I find it hard to argue with the logic here. Indeed, the differences have diminished much more quickly than even the author of this piece, Andrew Sullivan, could have foreseen.

UPDATE.2: I cannot believe I have to say this, but judging from the comments, I do: Lewis Mumford, who was one of the great public intellectuals of the 20th century, wrote that in 1961. He was not, it may be safely assumed, against bathrooms and highways. His point is that we are under the illusion that material progress is sufficient, that as long as we build more bathrooms and bigger highways, everything will be getting better and better. Meanwhile, our culture rots from within.

Again and again, one sees that certain liberals are as guilty of proof-texting literalism as the Bugtussle Baptists they disdain for their simple-mindedness.

about the author

Rod Dreher is a senior editor at The American Conservative. He has written and edited for the New York Post, The Dallas Morning News, National Review, the South Florida Sun-Sentinel, the Washington Times, and the Baton Rouge Advocate. Rod’s commentary has been published in The Wall Street Journal, Commentary, the Weekly Standard, Beliefnet, and Real Simple, among other publications, and he has appeared on NPR, ABC News, CNN, Fox News, MSNBC, and the BBC. He lives in Baton Rouge, Louisiana, with his wife Julie and their three children.

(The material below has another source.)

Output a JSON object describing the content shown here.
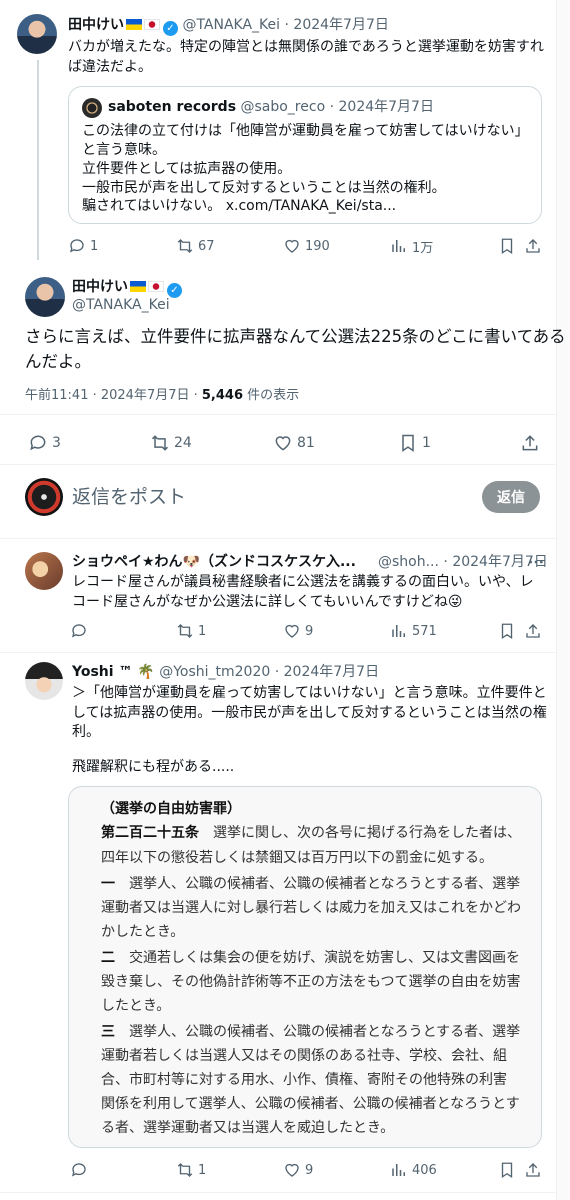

He has also written four books, The Little Way of Ruthie Leming, Crunchy Cons, How Dante Can Save Your Life, and The Benedict Option.

leave a comment

Latest Articles